— Exercise directions —
Below are the records; reproduce all of them exactly but without any images.

— Dataset records —
=== Section Start ===

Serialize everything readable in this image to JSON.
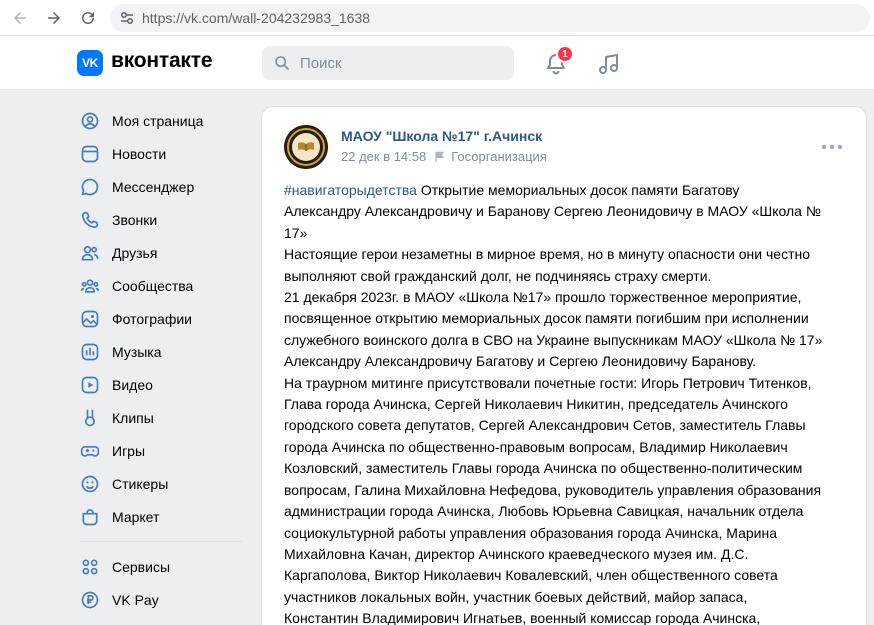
{
  "browser": {
    "url": "https://vk.com/wall-204232983_1638"
  },
  "header": {
    "logo_text": "VK",
    "wordmark": "вконтакте",
    "search_placeholder": "Поиск",
    "notification_count": "1"
  },
  "sidebar": {
    "items": [
      {
        "label": "Моя страница",
        "icon": "user-icon"
      },
      {
        "label": "Новости",
        "icon": "news-icon"
      },
      {
        "label": "Мессенджер",
        "icon": "messenger-icon"
      },
      {
        "label": "Звонки",
        "icon": "phone-icon"
      },
      {
        "label": "Друзья",
        "icon": "friends-icon"
      },
      {
        "label": "Сообщества",
        "icon": "communities-icon"
      },
      {
        "label": "Фотографии",
        "icon": "photos-icon"
      },
      {
        "label": "Музыка",
        "icon": "music-icon"
      },
      {
        "label": "Видео",
        "icon": "video-icon"
      },
      {
        "label": "Клипы",
        "icon": "clips-icon"
      },
      {
        "label": "Игры",
        "icon": "games-icon"
      },
      {
        "label": "Стикеры",
        "icon": "stickers-icon"
      },
      {
        "label": "Маркет",
        "icon": "market-icon"
      }
    ],
    "extra_items": [
      {
        "label": "Сервисы",
        "icon": "services-icon"
      },
      {
        "label": "VK Pay",
        "icon": "vkpay-icon"
      }
    ]
  },
  "post": {
    "author": "МАОУ \"Школа №17\" г.Ачинск",
    "date": "22 дек в 14:58",
    "author_type": "Госорганизация",
    "hashtag": "#навигаторыдетства",
    "lines": [
      " Открытие мемориальных досок памяти Багатову",
      "Александру Александровичу и Баранову Сергею Леонидовичу в МАОУ «Школа №",
      "17»",
      "Настоящие герои незаметны в мирное время, но в минуту опасности они честно",
      "выполняют свой гражданский долг, не подчиняясь страху смерти.",
      "21 декабря 2023г. в МАОУ «Школа №17» прошло торжественное мероприятие,",
      "посвященное открытию мемориальных досок памяти погибшим при исполнении",
      "служебного воинского долга в СВО на Украине выпускникам МАОУ «Школа № 17»",
      "Александру Александровичу Багатову и Сергею Леонидовичу Баранову.",
      "На траурном митинге присутствовали почетные гости: Игорь Петрович Титенков,",
      "Глава города Ачинска, Сергей Николаевич Никитин, председатель Ачинского",
      "городского совета депутатов, Сергей Александрович Сетов, заместитель Главы",
      "города Ачинска по общественно-правовым вопросам, Владимир Николаевич",
      "Козловский, заместитель Главы города Ачинска по общественно-политическим",
      "вопросам, Галина Михайловна Нефедова, руководитель управления образования",
      "администрации города Ачинска, Любовь Юрьевна Савицкая, начальник отдела",
      "социокультурной работы управления образования города Ачинска, Марина",
      "Михайловна Качан, директор Ачинского краеведческого музея им. Д.С.",
      "Каргаполова, Виктор Николаевич Ковалевский, член общественного совета",
      "участников локальных войн, участник боевых действий, майор запаса,",
      "Константин Владимирович Игнатьев, военный комиссар города Ачинска,"
    ]
  },
  "colors": {
    "vk_blue": "#0077ff",
    "link": "#2a5885",
    "badge": "#ff3347",
    "muted": "#818c99"
  }
}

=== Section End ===

— Solution for this task —
Serialize everything readable in this image to JSON.
{
  "browser": {
    "url": "https://vk.com/wall-204232983_1638"
  },
  "header": {
    "logo_text": "VK",
    "wordmark": "вконтакте",
    "search_placeholder": "Поиск",
    "notification_count": "1"
  },
  "sidebar": {
    "items": [
      {
        "label": "Моя страница",
        "icon": "user-icon"
      },
      {
        "label": "Новости",
        "icon": "news-icon"
      },
      {
        "label": "Мессенджер",
        "icon": "messenger-icon"
      },
      {
        "label": "Звонки",
        "icon": "phone-icon"
      },
      {
        "label": "Друзья",
        "icon": "friends-icon"
      },
      {
        "label": "Сообщества",
        "icon": "communities-icon"
      },
      {
        "label": "Фотографии",
        "icon": "photos-icon"
      },
      {
        "label": "Музыка",
        "icon": "music-icon"
      },
      {
        "label": "Видео",
        "icon": "video-icon"
      },
      {
        "label": "Клипы",
        "icon": "clips-icon"
      },
      {
        "label": "Игры",
        "icon": "games-icon"
      },
      {
        "label": "Стикеры",
        "icon": "stickers-icon"
      },
      {
        "label": "Маркет",
        "icon": "market-icon"
      }
    ],
    "extra_items": [
      {
        "label": "Сервисы",
        "icon": "services-icon"
      },
      {
        "label": "VK Pay",
        "icon": "vkpay-icon"
      }
    ]
  },
  "post": {
    "author": "МАОУ \"Школа №17\" г.Ачинск",
    "date": "22 дек в 14:58",
    "author_type": "Госорганизация",
    "hashtag": "#навигаторыдетства",
    "lines": [
      " Открытие мемориальных досок памяти Багатову",
      "Александру Александровичу и Баранову Сергею Леонидовичу в МАОУ «Школа №",
      "17»",
      "Настоящие герои незаметны в мирное время, но в минуту опасности они честно",
      "выполняют свой гражданский долг, не подчиняясь страху смерти.",
      "21 декабря 2023г. в МАОУ «Школа №17» прошло торжественное мероприятие,",
      "посвященное открытию мемориальных досок памяти погибшим при исполнении",
      "служебного воинского долга в СВО на Украине выпускникам МАОУ «Школа № 17»",
      "Александру Александровичу Багатову и Сергею Леонидовичу Баранову.",
      "На траурном митинге присутствовали почетные гости: Игорь Петрович Титенков,",
      "Глава города Ачинска, Сергей Николаевич Никитин, председатель Ачинского",
      "городского совета депутатов, Сергей Александрович Сетов, заместитель Главы",
      "города Ачинска по общественно-правовым вопросам, Владимир Николаевич",
      "Козловский, заместитель Главы города Ачинска по общественно-политическим",
      "вопросам, Галина Михайловна Нефедова, руководитель управления образования",
      "администрации города Ачинска, Любовь Юрьевна Савицкая, начальник отдела",
      "социокультурной работы управления образования города Ачинска, Марина",
      "Михайловна Качан, директор Ачинского краеведческого музея им. Д.С.",
      "Каргаполова, Виктор Николаевич Ковалевский, член общественного совета",
      "участников локальных войн, участник боевых действий, майор запаса,",
      "Константин Владимирович Игнатьев, военный комиссар города Ачинска,"
    ]
  },
  "colors": {
    "vk_blue": "#0077ff",
    "link": "#2a5885",
    "badge": "#ff3347",
    "muted": "#818c99"
  }
}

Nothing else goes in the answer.